Trans Mountain ruling fuels anger, fear in Alberta oilpatch

Thursday's ruling on the Trans Mountain pipeline expansion is fuelling anger and fear in Alberta's oilpatch.

'The oil supply that Alberta provides really is in the national interest'

Gary Savard with Ironworkers Local 720 says members are worried about how they'll pay their bills. (CBC/David Bajer)

The Trans Mountain pipeline court ruling is not just fuelling anger in Alberta's oilpatch — but also fear.

At the Ironworkers Local 720 in Edmonton, business agent Gary Savard said many members are now asking how they will pay their bills. 

In an already-struggling industry where construction on larger projects such as Suncor Fort Hills have wrapped up, Trans Mountain offered hope, even if it was a year or two away.

"They were hoping for some relief ... Now they don't know," said Savard. "A lot of our members are feeling some anger toward the federal government, thinking maybe they could do more."

On Thursday, not long after construction began on the 1,150-kilometre project, work came to a halt after the Federal Court of Appeal quashed cabinet approval of the Trans Mountain expansion project. 

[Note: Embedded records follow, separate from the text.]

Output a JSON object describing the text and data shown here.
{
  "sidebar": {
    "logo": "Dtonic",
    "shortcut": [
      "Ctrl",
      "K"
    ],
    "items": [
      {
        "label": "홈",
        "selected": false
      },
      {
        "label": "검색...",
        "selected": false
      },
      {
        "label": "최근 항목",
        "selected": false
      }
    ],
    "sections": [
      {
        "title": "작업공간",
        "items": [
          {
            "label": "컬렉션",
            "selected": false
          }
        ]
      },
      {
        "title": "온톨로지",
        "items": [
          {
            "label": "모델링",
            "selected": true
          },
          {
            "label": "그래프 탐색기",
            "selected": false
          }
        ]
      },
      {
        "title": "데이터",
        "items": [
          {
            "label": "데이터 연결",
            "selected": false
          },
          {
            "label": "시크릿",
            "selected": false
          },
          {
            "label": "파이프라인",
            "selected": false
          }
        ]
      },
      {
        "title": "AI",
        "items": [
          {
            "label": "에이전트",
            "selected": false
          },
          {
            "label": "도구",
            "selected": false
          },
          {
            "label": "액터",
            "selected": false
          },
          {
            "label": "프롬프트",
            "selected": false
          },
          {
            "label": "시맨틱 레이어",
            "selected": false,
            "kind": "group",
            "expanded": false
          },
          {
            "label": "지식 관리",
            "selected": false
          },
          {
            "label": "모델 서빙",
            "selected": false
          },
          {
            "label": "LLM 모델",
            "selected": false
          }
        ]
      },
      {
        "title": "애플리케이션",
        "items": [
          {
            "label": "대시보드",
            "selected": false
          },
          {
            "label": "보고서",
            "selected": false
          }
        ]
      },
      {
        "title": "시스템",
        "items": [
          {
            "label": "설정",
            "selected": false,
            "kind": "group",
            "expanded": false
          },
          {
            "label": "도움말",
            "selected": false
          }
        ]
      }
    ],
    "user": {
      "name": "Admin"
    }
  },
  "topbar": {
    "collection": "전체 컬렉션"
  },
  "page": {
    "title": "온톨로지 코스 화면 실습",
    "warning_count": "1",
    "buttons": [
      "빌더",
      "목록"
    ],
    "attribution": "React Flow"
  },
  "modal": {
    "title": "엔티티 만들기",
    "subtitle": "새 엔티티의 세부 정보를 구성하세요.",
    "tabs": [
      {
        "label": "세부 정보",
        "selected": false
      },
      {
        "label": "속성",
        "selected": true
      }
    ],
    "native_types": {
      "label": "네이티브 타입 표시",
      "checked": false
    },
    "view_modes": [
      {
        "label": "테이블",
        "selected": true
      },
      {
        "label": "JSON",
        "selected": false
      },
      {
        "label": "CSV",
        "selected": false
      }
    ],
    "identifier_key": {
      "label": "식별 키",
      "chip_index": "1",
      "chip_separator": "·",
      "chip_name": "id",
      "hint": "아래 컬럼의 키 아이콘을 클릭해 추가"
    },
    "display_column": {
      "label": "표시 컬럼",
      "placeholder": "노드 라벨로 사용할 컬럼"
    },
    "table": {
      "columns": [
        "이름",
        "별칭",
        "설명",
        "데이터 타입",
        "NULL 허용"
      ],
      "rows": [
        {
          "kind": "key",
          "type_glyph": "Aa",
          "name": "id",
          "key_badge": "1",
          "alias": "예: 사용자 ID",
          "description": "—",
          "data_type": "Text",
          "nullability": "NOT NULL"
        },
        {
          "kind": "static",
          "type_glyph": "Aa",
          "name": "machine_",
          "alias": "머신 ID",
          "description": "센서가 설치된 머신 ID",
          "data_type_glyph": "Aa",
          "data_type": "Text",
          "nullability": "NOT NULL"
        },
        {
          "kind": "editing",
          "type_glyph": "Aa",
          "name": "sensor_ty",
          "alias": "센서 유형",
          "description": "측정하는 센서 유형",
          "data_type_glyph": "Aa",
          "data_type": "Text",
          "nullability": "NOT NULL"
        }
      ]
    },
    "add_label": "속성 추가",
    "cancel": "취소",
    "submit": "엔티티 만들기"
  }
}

A panel of three judges unanimously ruled that the federal government failed to properly consult with concerned Indigenous groups, as required by law. The court also concluded that the National Energy Board did not adequately address the impact of tanker traffic on an endangered whale population.

Premier Rachel Notley called on the federal government to immediately appeal the decision to the Supreme Court of Canada and call recall Parliament for an emergency session.
Dave Jorgensen says the oil supply that Alberta provides is in the national interest. (CBC/David Bajer)

At the Nisku Tim Horton's, Dave Jorgensen, a retired vice-principal who has lived in the area for decades, said he hoped efforts by Prime Minister Justin Trudeau and Notley would "jump-start the process" through an emergency session or the lobbying other premiers.

"This to me just smacks of pacific privilege," said Jorgensen. "Nobody wants to stand on a tub and thump but certainly I think there is a level of anxiety that I've never seen before."

Jorgensen said environmental assessments are an important part of the process but expressed concern they were done without an understanding of the economic implications.

"The oil supply that Alberta provides really is in the national interest," said Jorgensen. "This path we're on right now will not only compromise the economy of Alberta but will compromise the Canadian economy."